(DATA FOR PROCESSING begins)

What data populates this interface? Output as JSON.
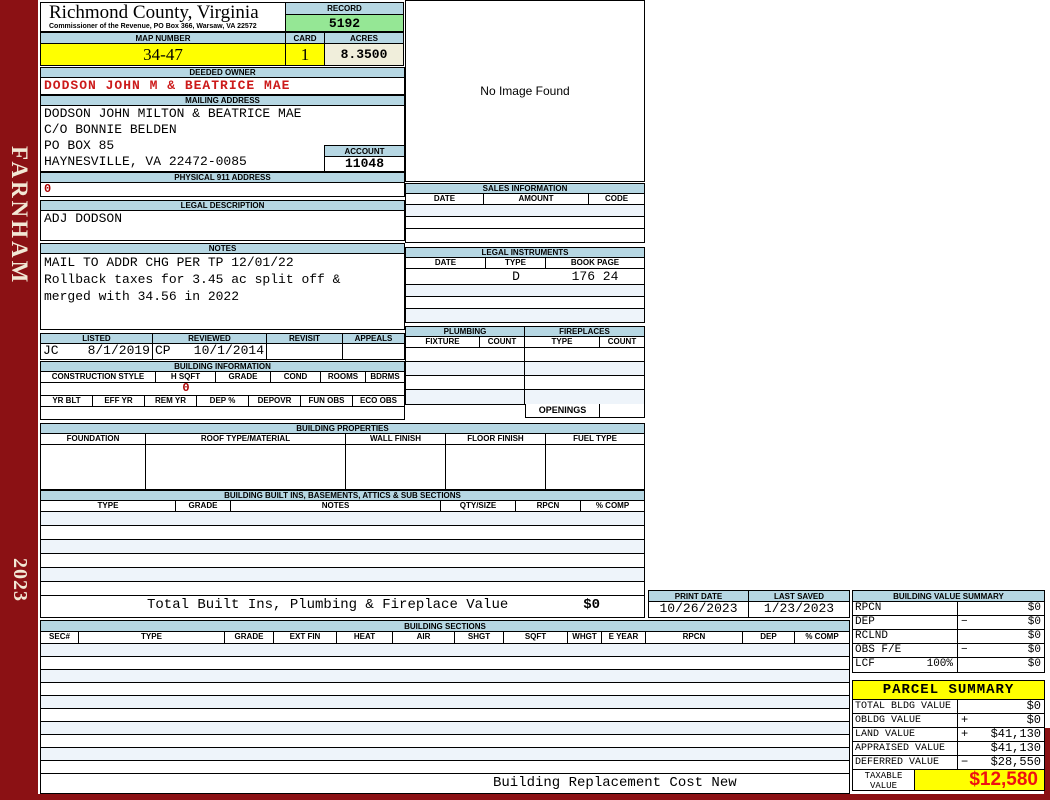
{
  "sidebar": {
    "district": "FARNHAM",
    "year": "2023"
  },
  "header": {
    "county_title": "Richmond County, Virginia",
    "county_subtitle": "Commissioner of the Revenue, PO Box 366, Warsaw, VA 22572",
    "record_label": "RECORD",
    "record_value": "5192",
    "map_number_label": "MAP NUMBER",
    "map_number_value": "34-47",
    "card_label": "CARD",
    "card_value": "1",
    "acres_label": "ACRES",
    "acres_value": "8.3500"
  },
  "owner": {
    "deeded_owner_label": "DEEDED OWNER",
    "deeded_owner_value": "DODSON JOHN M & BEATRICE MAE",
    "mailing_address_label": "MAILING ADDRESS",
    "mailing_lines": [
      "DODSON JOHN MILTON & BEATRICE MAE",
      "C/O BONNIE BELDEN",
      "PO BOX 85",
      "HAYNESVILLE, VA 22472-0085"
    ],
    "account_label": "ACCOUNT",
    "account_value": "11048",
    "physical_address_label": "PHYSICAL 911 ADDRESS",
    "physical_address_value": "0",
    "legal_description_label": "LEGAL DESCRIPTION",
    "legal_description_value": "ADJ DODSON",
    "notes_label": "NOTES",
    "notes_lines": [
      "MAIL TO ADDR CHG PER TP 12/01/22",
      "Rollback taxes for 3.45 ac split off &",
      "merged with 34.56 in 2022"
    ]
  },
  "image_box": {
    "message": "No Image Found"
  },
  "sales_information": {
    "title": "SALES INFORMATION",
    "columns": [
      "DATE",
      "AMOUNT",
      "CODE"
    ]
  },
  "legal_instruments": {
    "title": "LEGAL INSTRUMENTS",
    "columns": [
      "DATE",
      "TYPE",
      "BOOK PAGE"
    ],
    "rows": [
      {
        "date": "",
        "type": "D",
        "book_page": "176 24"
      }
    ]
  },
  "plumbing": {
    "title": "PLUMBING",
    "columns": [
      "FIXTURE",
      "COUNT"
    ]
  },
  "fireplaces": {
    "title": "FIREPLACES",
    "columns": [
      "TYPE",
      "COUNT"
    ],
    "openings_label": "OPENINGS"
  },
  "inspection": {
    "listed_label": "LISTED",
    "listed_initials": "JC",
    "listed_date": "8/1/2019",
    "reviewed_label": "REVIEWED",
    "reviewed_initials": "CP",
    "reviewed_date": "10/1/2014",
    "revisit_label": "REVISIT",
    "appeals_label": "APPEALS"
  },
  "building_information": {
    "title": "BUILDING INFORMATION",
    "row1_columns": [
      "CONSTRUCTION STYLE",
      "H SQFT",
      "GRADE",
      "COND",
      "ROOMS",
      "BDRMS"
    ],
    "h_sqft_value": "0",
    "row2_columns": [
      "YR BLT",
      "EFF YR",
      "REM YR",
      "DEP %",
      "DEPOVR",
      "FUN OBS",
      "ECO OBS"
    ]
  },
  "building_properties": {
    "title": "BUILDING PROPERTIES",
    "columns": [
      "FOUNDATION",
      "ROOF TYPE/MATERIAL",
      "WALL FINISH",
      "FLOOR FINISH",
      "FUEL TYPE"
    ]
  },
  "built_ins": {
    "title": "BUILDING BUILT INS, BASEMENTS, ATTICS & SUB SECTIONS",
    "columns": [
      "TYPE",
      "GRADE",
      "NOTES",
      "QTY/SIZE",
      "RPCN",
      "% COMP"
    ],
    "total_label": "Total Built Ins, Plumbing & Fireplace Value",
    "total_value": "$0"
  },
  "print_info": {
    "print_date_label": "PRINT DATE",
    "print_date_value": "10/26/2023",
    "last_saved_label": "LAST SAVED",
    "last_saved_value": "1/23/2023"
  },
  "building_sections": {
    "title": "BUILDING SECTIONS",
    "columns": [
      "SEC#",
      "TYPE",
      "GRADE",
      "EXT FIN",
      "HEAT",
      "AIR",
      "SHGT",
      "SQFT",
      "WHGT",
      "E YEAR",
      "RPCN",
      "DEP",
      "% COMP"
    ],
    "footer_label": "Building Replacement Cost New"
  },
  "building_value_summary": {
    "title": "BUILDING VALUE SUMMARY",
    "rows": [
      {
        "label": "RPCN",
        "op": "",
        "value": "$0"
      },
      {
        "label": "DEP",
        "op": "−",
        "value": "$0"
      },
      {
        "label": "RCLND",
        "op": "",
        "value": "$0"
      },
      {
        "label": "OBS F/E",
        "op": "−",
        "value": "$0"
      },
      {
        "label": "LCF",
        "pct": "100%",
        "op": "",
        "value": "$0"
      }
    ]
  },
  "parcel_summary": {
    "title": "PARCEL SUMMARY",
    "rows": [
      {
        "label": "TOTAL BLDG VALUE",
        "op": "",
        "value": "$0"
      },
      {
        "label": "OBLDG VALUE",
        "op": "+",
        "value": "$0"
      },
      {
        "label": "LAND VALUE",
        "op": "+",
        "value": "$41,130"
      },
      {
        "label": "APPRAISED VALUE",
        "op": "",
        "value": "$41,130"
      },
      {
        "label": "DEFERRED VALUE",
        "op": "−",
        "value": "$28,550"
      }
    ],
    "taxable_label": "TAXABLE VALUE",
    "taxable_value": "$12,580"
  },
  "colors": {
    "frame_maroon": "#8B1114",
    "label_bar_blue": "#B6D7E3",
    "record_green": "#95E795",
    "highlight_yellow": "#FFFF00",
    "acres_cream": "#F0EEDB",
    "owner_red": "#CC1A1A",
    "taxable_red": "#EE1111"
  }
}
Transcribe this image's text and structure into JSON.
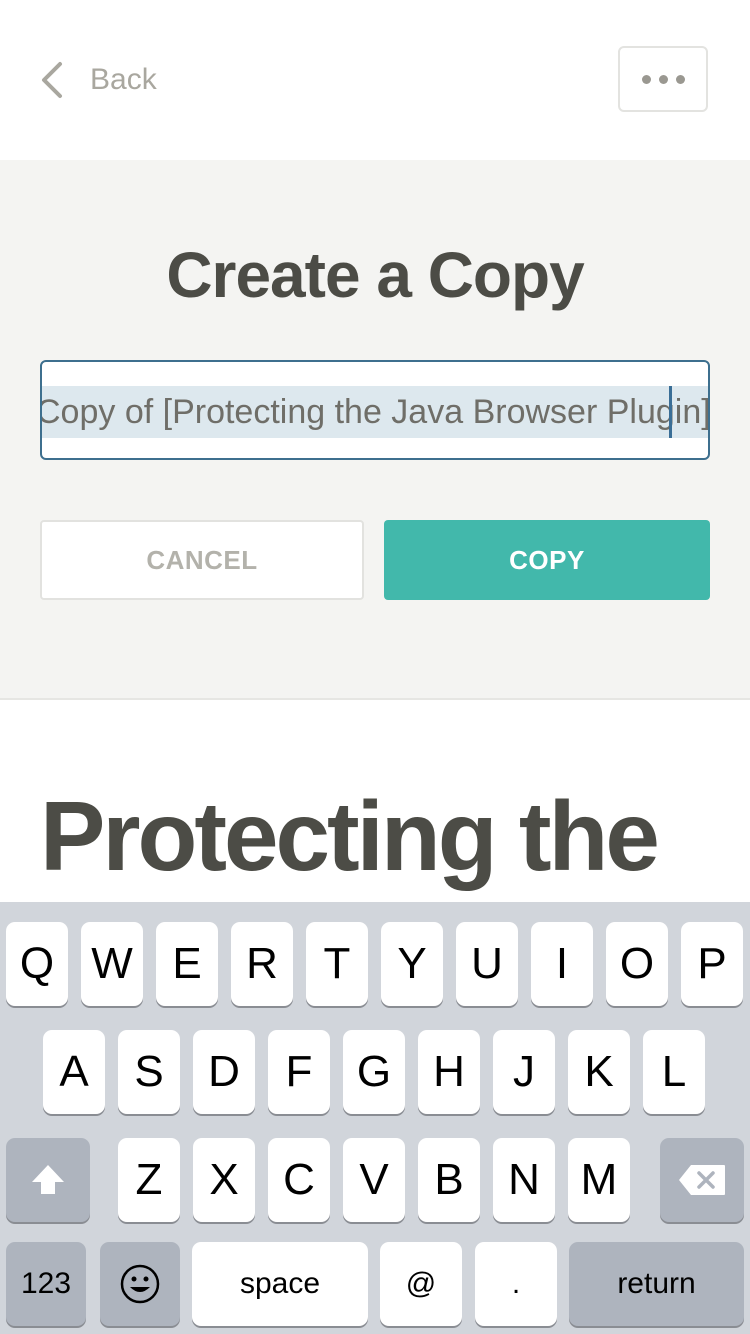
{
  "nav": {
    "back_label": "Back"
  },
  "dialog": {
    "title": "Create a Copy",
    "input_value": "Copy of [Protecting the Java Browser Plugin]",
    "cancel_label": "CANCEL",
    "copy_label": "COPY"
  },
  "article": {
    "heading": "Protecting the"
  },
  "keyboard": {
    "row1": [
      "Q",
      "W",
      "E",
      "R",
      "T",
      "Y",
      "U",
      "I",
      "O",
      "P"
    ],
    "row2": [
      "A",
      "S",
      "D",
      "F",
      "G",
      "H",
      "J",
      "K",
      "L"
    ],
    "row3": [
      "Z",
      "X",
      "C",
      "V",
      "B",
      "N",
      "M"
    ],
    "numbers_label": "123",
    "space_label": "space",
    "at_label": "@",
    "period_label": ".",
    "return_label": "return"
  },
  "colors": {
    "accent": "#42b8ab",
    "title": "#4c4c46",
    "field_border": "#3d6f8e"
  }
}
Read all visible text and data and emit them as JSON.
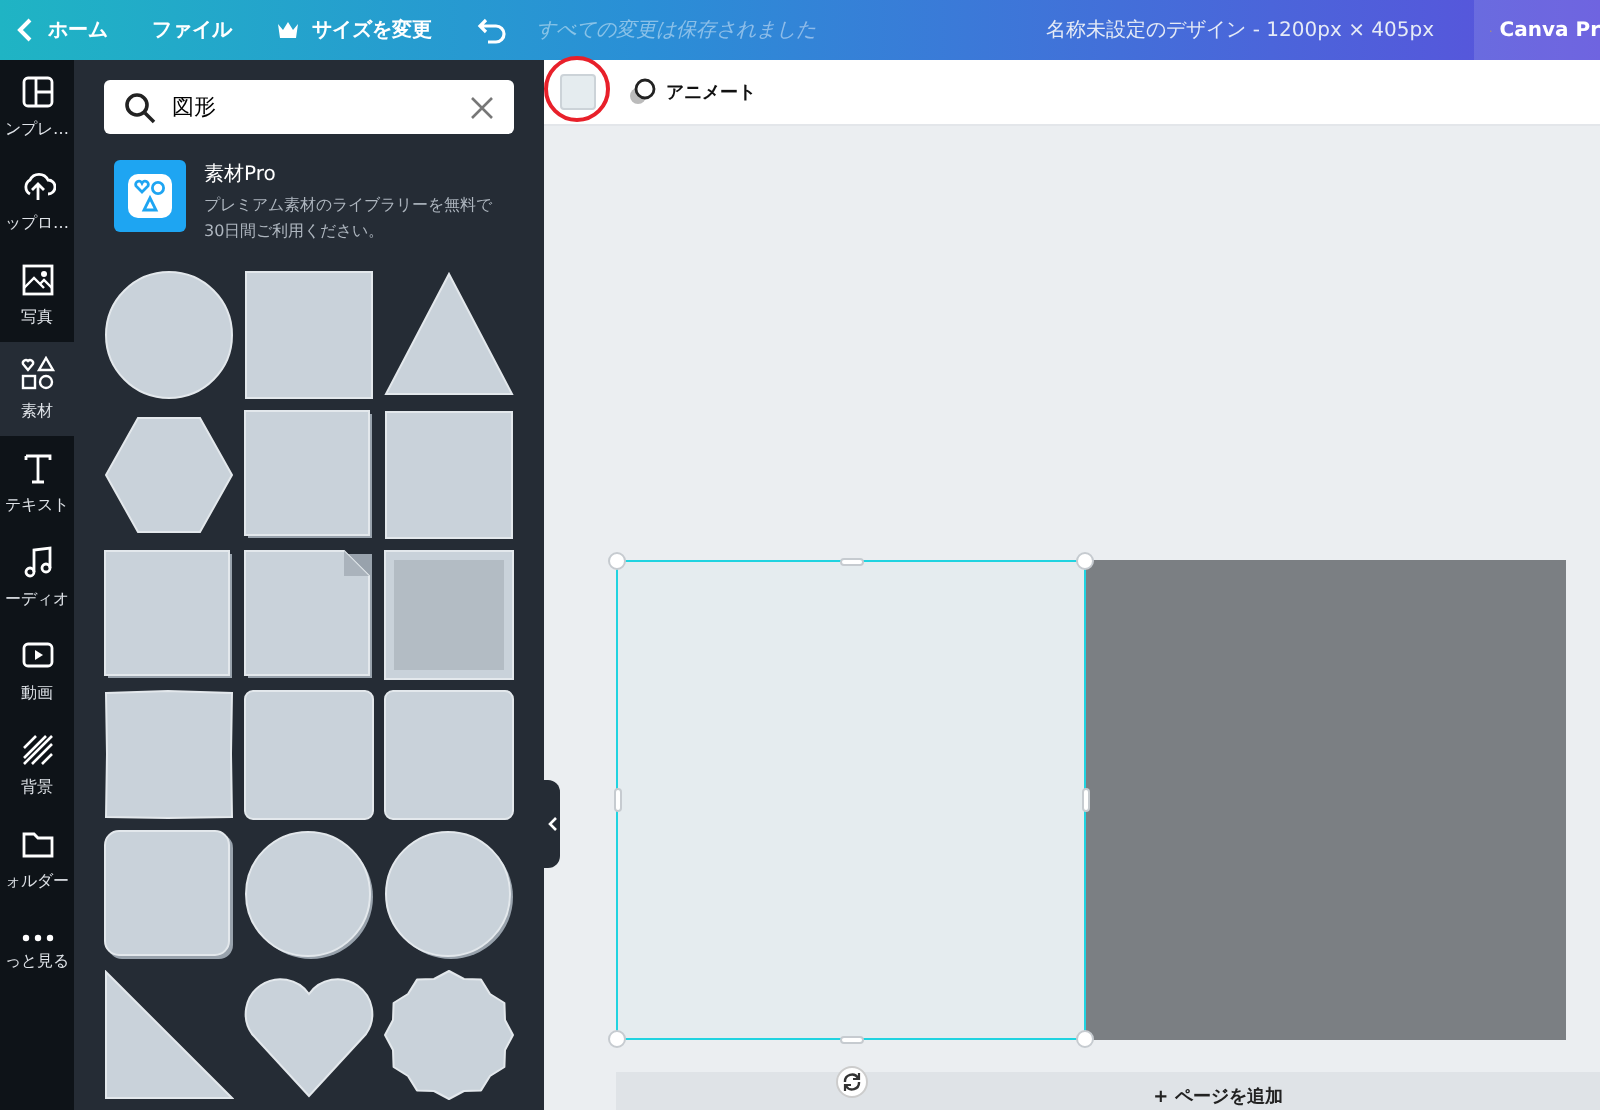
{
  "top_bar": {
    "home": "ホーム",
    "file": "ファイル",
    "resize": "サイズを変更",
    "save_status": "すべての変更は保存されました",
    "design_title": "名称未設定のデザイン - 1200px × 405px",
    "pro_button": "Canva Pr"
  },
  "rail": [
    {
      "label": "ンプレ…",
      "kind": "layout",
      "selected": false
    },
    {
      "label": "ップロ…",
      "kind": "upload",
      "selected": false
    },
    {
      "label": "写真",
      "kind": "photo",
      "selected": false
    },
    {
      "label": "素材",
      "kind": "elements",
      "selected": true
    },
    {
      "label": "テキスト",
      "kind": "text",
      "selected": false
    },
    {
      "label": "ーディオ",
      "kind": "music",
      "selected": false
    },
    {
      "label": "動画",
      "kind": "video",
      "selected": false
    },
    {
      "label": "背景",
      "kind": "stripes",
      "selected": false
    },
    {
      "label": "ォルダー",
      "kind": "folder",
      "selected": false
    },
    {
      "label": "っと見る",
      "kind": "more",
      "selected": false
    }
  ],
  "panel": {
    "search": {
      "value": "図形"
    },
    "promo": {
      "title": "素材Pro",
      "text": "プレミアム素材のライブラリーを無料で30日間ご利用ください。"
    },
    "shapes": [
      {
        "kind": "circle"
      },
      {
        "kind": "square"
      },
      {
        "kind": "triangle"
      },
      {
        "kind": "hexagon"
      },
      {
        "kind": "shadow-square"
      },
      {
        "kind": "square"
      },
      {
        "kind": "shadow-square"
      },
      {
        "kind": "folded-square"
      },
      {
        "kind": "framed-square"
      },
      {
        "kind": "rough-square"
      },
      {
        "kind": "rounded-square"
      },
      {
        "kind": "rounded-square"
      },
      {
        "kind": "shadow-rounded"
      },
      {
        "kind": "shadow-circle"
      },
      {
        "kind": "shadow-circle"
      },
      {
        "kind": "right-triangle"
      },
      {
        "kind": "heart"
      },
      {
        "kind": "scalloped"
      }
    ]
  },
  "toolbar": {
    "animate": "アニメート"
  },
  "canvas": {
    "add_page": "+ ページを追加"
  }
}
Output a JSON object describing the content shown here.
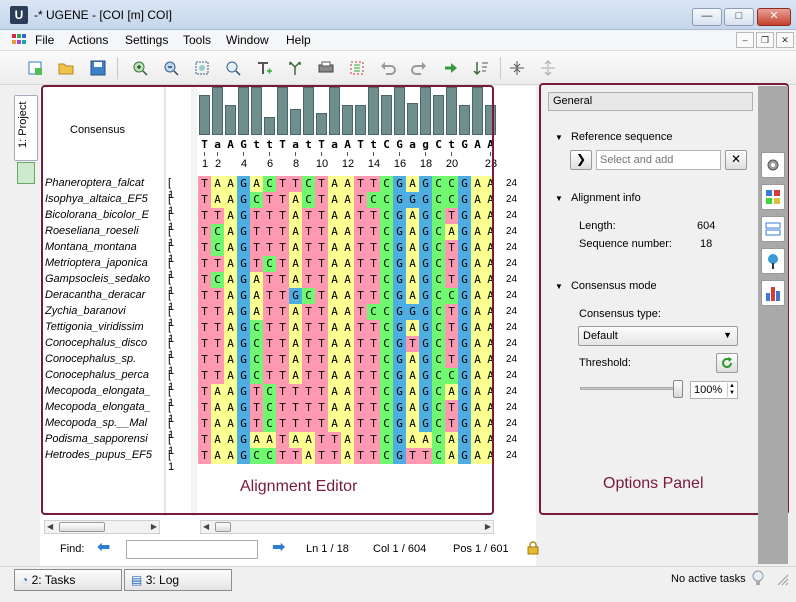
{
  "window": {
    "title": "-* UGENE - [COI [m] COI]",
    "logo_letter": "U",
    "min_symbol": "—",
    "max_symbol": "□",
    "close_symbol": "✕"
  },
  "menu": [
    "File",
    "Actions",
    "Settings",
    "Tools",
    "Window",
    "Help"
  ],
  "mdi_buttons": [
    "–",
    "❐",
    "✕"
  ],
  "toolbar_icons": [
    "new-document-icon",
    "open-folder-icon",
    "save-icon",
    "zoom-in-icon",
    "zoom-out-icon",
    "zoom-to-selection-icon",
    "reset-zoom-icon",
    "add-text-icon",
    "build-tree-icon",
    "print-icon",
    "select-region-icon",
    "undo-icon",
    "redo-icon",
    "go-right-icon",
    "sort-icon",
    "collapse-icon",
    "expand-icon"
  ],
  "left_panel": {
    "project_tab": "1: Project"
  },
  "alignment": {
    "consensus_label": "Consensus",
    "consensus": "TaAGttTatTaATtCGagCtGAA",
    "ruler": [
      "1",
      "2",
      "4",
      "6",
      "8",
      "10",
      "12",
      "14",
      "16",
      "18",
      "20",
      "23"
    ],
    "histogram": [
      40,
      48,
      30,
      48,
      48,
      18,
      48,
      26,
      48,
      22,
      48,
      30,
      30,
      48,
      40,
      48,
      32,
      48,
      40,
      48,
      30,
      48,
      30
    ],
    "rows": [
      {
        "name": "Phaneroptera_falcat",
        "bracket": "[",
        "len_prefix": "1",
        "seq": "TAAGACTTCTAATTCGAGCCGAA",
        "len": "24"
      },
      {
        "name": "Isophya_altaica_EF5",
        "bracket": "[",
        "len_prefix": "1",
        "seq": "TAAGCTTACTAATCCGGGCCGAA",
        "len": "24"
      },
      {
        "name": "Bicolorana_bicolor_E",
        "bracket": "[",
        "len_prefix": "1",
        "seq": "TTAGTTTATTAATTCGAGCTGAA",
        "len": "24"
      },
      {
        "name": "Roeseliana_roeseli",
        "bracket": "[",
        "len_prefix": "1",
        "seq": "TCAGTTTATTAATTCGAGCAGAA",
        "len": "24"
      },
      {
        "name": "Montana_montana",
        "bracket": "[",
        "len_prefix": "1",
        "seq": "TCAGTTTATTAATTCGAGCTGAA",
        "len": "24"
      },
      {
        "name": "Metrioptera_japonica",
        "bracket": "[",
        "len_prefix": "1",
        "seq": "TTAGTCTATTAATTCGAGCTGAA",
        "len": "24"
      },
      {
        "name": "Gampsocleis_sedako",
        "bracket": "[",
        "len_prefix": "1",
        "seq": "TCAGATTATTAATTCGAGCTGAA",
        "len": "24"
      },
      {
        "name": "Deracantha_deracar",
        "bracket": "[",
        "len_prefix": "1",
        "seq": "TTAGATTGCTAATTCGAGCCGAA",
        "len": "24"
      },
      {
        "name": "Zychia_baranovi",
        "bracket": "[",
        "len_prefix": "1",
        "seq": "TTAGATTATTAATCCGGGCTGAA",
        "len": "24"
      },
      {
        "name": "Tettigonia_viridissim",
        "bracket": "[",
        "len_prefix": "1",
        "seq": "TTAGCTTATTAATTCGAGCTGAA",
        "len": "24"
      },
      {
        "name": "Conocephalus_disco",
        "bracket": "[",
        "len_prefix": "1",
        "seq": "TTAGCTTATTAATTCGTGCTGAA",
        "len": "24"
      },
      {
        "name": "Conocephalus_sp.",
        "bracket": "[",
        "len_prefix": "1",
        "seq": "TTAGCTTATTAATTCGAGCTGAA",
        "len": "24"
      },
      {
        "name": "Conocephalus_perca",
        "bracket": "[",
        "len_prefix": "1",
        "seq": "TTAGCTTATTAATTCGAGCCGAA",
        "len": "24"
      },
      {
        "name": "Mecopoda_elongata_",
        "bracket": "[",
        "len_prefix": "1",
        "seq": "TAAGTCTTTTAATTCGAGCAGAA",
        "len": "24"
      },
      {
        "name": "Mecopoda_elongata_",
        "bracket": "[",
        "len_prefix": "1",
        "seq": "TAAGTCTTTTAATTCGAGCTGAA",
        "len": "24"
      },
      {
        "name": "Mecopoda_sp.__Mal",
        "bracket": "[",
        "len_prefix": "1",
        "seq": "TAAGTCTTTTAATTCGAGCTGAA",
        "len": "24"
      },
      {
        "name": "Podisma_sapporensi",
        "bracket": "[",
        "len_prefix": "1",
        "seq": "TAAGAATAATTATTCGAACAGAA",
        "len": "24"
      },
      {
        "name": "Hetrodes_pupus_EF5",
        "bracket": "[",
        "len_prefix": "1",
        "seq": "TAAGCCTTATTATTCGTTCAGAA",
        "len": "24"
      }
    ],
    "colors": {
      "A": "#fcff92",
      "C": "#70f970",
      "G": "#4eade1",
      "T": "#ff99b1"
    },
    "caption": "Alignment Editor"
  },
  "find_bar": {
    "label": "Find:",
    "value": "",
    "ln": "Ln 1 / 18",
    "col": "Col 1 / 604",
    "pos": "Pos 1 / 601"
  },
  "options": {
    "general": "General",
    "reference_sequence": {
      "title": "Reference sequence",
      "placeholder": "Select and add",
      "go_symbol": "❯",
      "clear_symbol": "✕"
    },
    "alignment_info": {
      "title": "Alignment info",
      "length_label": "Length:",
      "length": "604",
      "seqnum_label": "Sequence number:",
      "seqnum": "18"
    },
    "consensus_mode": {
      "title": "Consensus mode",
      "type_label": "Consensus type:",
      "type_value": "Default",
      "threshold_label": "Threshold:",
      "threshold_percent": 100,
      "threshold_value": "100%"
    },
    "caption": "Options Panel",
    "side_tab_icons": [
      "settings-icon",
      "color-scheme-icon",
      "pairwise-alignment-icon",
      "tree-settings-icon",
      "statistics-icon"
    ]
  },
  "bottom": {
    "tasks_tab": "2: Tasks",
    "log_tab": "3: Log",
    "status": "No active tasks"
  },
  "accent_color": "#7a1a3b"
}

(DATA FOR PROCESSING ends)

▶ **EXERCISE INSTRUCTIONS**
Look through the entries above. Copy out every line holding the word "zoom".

▶ **THE ANSWER**
    "zoom-in-icon",
    "zoom-out-icon",
    "zoom-to-selection-icon",
    "reset-zoom-icon",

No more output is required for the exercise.